On 2004's Funeral, Win Butler and his appealingly ragtag cohorts in Arcade Fire made the loss of several family members sound like the end of the world. For Neon Bible, the Canadian band's sophomore full-length, Butler turned things inside out, worrying over God and war in lushly appointed chamber-pop epics that make the end of the world resonate like a close-to-home calamity. That's not to suggest that Neon Bible, most of which was recorded in a converted church outside Montreal, forgoes the wide-angle grandeur that first endeared the band to the drama queens of Blogland. (For proof of Butler's theatrical streak, proceed directly to the organ-enriched "Intervention," which ought to earn a cease-and-desist from Andrew Lloyd Webber –– or Ian McCulloch –– any day now.) But in a year clogged with empty indie-scene bombast signifying little but the increasing affordability of high-end recording gear, Arcade Fire made their histrionics say something. Something scary and terrible and uplifting, all at once. M.W.

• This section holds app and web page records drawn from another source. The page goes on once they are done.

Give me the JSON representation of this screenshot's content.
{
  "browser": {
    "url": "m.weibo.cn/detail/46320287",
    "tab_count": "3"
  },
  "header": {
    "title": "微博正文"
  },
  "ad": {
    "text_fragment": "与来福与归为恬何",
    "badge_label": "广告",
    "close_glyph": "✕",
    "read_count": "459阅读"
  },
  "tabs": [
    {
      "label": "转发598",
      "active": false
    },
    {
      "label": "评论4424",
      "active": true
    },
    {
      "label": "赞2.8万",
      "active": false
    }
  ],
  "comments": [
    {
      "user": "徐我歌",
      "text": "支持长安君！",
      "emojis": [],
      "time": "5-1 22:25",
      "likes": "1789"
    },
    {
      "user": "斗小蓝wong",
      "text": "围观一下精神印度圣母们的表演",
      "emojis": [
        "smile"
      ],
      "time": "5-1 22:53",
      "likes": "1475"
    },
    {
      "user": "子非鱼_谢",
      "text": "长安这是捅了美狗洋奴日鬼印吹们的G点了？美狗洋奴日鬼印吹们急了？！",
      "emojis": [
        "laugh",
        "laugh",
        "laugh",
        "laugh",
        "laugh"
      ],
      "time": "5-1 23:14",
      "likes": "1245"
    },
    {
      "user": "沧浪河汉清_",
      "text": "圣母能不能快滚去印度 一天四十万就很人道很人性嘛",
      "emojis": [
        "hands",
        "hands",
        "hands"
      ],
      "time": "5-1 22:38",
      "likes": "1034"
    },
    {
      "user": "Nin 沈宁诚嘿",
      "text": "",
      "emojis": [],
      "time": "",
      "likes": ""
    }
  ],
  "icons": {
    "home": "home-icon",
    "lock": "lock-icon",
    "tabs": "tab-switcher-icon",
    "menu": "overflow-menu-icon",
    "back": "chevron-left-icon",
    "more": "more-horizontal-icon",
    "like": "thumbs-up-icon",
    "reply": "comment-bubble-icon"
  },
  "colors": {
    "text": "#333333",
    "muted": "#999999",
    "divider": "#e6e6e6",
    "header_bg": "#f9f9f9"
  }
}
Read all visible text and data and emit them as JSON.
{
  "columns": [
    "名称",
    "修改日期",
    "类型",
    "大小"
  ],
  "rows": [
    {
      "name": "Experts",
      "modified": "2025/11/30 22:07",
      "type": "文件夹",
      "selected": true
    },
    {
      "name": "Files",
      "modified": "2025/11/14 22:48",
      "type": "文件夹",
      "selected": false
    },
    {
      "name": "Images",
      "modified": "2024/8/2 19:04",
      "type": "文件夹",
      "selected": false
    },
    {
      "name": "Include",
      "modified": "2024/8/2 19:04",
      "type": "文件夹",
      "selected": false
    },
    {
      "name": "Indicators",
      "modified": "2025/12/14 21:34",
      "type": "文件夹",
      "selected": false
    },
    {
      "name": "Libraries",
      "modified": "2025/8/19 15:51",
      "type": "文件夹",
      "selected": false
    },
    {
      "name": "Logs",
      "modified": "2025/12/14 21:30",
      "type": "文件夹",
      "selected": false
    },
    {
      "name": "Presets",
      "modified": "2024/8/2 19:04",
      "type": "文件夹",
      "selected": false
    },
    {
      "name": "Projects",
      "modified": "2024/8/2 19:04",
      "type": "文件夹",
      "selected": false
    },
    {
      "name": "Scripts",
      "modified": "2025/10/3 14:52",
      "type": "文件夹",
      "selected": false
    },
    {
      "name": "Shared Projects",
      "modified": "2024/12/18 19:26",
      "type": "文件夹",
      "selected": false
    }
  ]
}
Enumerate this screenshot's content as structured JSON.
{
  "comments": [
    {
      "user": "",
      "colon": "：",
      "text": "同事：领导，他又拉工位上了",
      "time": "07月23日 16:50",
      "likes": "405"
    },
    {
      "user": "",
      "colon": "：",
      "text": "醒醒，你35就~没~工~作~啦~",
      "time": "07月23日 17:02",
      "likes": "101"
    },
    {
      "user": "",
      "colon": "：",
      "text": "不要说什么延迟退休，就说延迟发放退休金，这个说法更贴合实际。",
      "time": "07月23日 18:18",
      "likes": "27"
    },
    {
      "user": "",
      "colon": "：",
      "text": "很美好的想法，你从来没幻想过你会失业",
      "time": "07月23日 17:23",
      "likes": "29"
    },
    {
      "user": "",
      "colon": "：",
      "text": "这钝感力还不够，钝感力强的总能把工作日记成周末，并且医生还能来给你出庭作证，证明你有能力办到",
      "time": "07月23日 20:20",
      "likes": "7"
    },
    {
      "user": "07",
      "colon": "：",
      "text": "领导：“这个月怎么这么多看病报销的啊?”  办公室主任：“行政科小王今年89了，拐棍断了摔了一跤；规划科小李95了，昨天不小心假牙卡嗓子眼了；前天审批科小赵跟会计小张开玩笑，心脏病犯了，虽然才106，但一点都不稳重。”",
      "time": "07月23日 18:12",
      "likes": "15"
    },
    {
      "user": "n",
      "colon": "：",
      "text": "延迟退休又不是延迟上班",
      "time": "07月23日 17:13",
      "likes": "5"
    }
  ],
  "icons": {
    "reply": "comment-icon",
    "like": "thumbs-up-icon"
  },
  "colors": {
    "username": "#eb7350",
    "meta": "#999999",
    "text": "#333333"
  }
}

Antiestablishment anger is as crucial an element of rock'n'roll as cars and girls, but where do you turn when the escapism becomes as stultifying and stringent as the world you're seeking to escape? Where do you go to scream when punk rock is the establishment? No small thanks to producer Butch Vig, who knows a thing or two about helping scrappy, sneering underground acts craft big-sounding Big Statement albums, New Wave is a beacon: Come this way, and come as you are. Yet where Nirvana (publicly, anyway) retreated from and undermined Nevermind's poppier, crowd-pleasing tendencies, Against Me! revel in New Wave's –– the bop-bop-bop chorus of "Thrash Unreal" is more liberating than a thousand middle fingers, although punk purists may beg, loudly, to differ. From the title track's opening strums and chimes –– every bit the drop-what-you're-doing clarion call of "Smells Like Teen Spirit" –– Howitzer-throated Tom Gabel and his Gainesville rabble-rousers use every inch of space that Vig's Imax-size palette allows, even if the message within is as simple as it ever was: Question authority, question yourself. But it's got a massive beat, and you can (slam) dance to it. In a perfect world, New Wave would have been greeted with the adulation and success the similarly agitpop American Idiot received. But in a perfect world, Against Me! would have no reason to exist. S.K.